China Reading Notes 01: Friday 11 September
Introduction to class
Syllabus: online (http://econ274.academic.wlu.edu). key is (i) multiple papers, (ii) rewrite option on one paper, (iii) final exam on last set of readings, can convert to a final paper by class concensus
Themes: overall resembles an applied development economics course
= heterogeneity of China: origins as a geographically diverse, US-continental-sized multiethnic, mutlilingual empire, and not as a centralized nation-state. lots of ramifications for today that will become apparent as the term progresses, in the relative strength of Beijing versus provinces and so on.
= growth process: Solow model and two sector Lewis-Fei-Ranis model
= incentives, using agriculture as an example. how important are institutions?
= agriculture versus industry (it would be nice to cover services, as they are in fact the core of all middle- and high-income economies, but limited data, limited class time)
= migration and urbanization
= conclude with Wallace book that pulls together agricultural, migration and the urban side in a political economy framework
Initial example: reading on hypergamy (“marrying up”)

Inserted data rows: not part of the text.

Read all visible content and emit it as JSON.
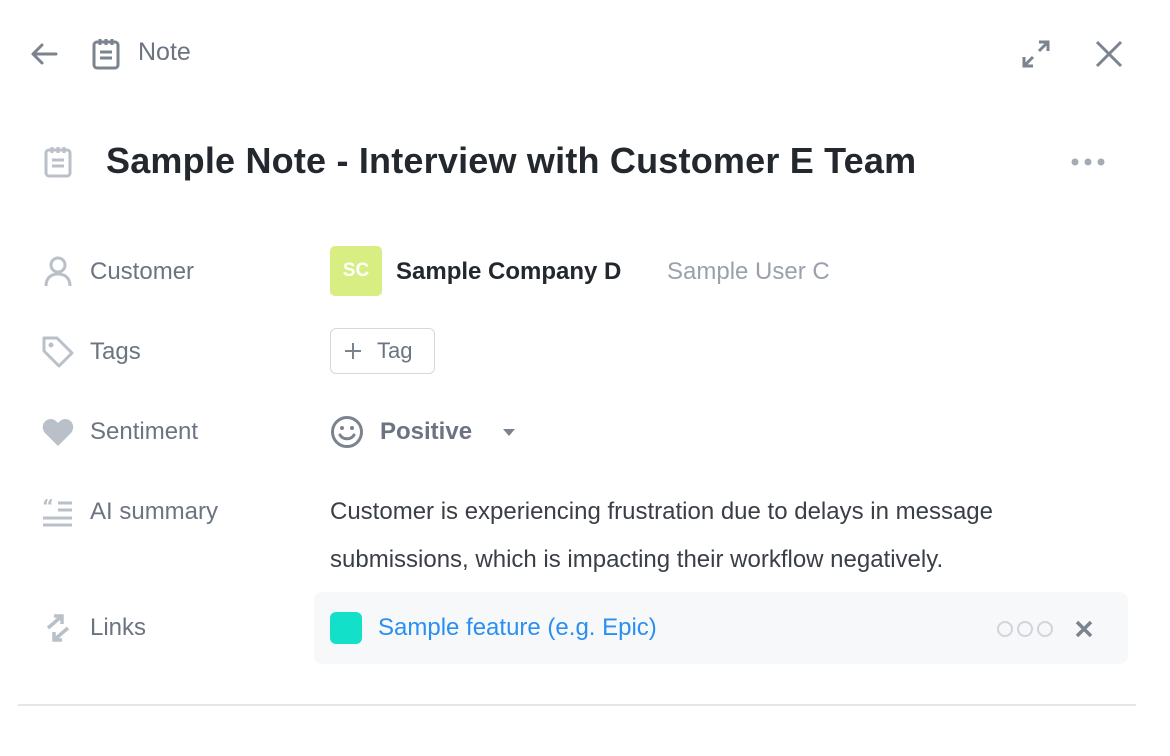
{
  "header": {
    "type_label": "Note"
  },
  "title": "Sample Note - Interview with Customer E Team",
  "fields": {
    "customer": {
      "label": "Customer",
      "avatar_initials": "SC",
      "avatar_color": "#d9ee82",
      "company": "Sample Company D",
      "user": "Sample User C"
    },
    "tags": {
      "label": "Tags",
      "add_label": "Tag"
    },
    "sentiment": {
      "label": "Sentiment",
      "value": "Positive"
    },
    "ai_summary": {
      "label": "AI summary",
      "line1": "Customer is experiencing frustration due to delays in message",
      "line2": "submissions, which is impacting their workflow negatively."
    },
    "links": {
      "label": "Links",
      "item": "Sample feature (e.g. Epic)",
      "item_color": "#13e0c9",
      "link_color": "#2b8ff0"
    }
  }
}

= preface: a graph (from IMF Article IV review of 2015) of slowing growth from 2000.
› whatever the headlines, this is not “news”!!
› Rule of 70/72: divide growth rate in percent into those. at 10% growth China’s economy was doubling every 7 years, or 2x2x2x2 = 16-fold since reforms began to have an effect in the early 1980s. at the current 6% it will double in 12 years. over the last 6 quarters US growth averaged 2.4%, that’s 29 years to double. China is still on track to be the largest economy in the world and not (as at present) first among equals.
= as opposed to homogamy, which is a strong norm in most societies
› homgamy remains the main realized pattern of actual marriage. after all, most women and men do marry, so only a portion can marry up.
› Western literature (think Cinderella and Dalton Abbey) has lots of stories that revolve around hypergamy
= implications for marriage: later marriage, more “old maids” still single at the age of 30, and (eventually) more unmarried men
› older men tend to have higher incomes, so a preference for older men is in part hypergamy, in part risk aversion: wait until a man has a track record!
› the article notes an impact on real estate markets
› what is the decision unit? the (extended) family, not the individual or nuclear family as young men surely do not often have the wherewithal to buy a house!
= implications for economy: delayed marriage and no marriage lower fertility and hence population growth
› while it is far from the only factor, indeed may be a minor factor, China’s population growth has been well below replacement (more on that later this term!) for 30+ years
› we now have the grandchildren of the first smaller post-baby-boom generation starting to enter the labor force, in numbers fewer than their now-retiring grandparents
∑ China’s working age population is shrinking!
Hence the slowing growth: we have one (partial!) explanation